According to Australian Bureau of Statistics (ABS) data released on Thursday, the life expectancy for Aboriginal and Torres Strait Islander males born between 2015 and 2017 was 71.6 years compared to 75.6 years for women.

On average, indigenous men born in that timeframe had a life expectancy 8.6 years lower than non-indigenous men while the difference between indigenous and non-indigenous women was 7.8 years.

The gap between indigenous Australians from remote and very remote areas and non-indigenous Australians was even wider at 13.8 years for men and 14 years for women.

"Life expectancy within the Aboriginal and Torres Strait Islander population varied considerably, with the lowest life expectancy experienced by those living in the more remote parts of the country," said Antony Grubb, director of demography at the ABS.

"Life expectancy at birth for Aboriginal and Torres Strait Islander people living in remote and very remote areas was 65.9 years for men and 69.6 years for women, while those living in major cities had the highest life expectancy (72.1 years and 76.5 years for men and women respectively)."

Indigenous Australians living in the Northern Territory (NT), where more than a quarter of the population is indigenous, and Western Australia (WA) had the lowest life expectancy among the states and territories.

Closing the gap in life expectancy is one of the key aims of the Australian gvernment's strategy to eliminate the disadvantages faced by the indigenous population.

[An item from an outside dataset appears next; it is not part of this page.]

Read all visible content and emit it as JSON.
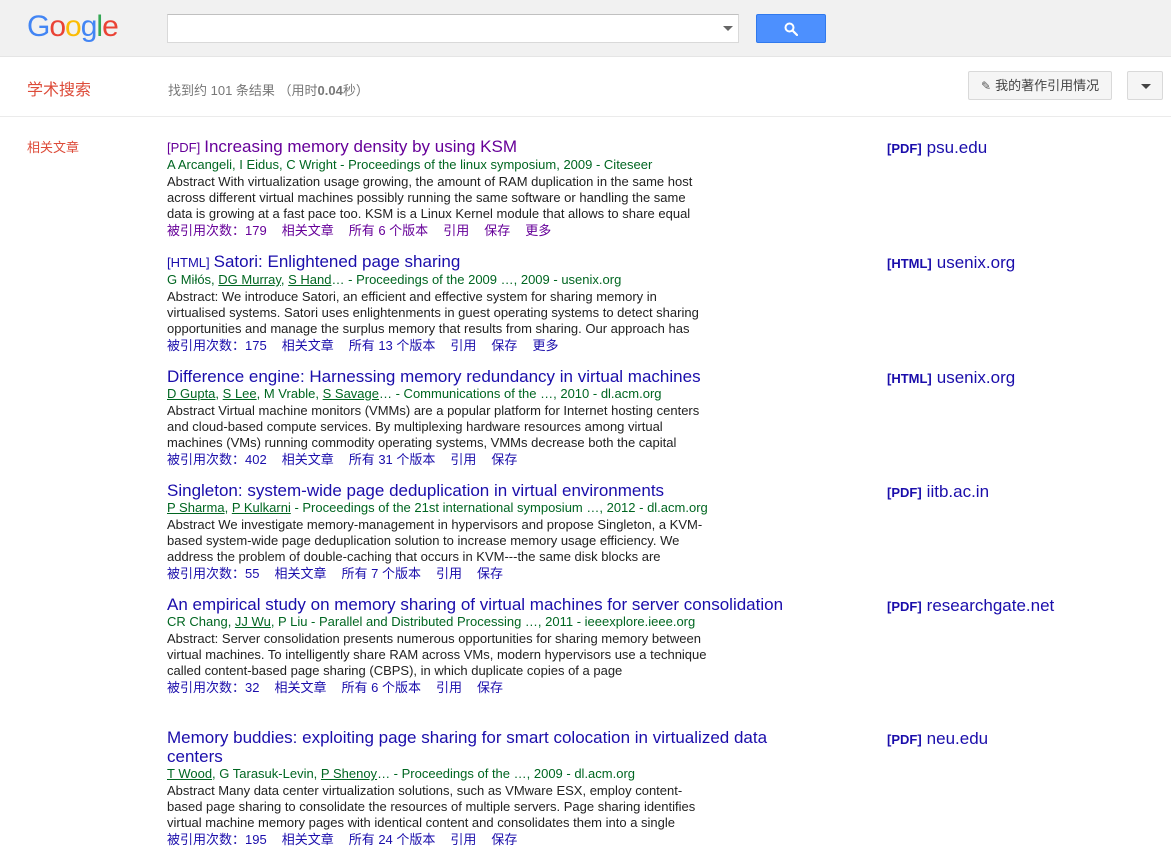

However, the Australian Medical Association (AMA) claimed that the initiative had failed and called for a complete overhaul.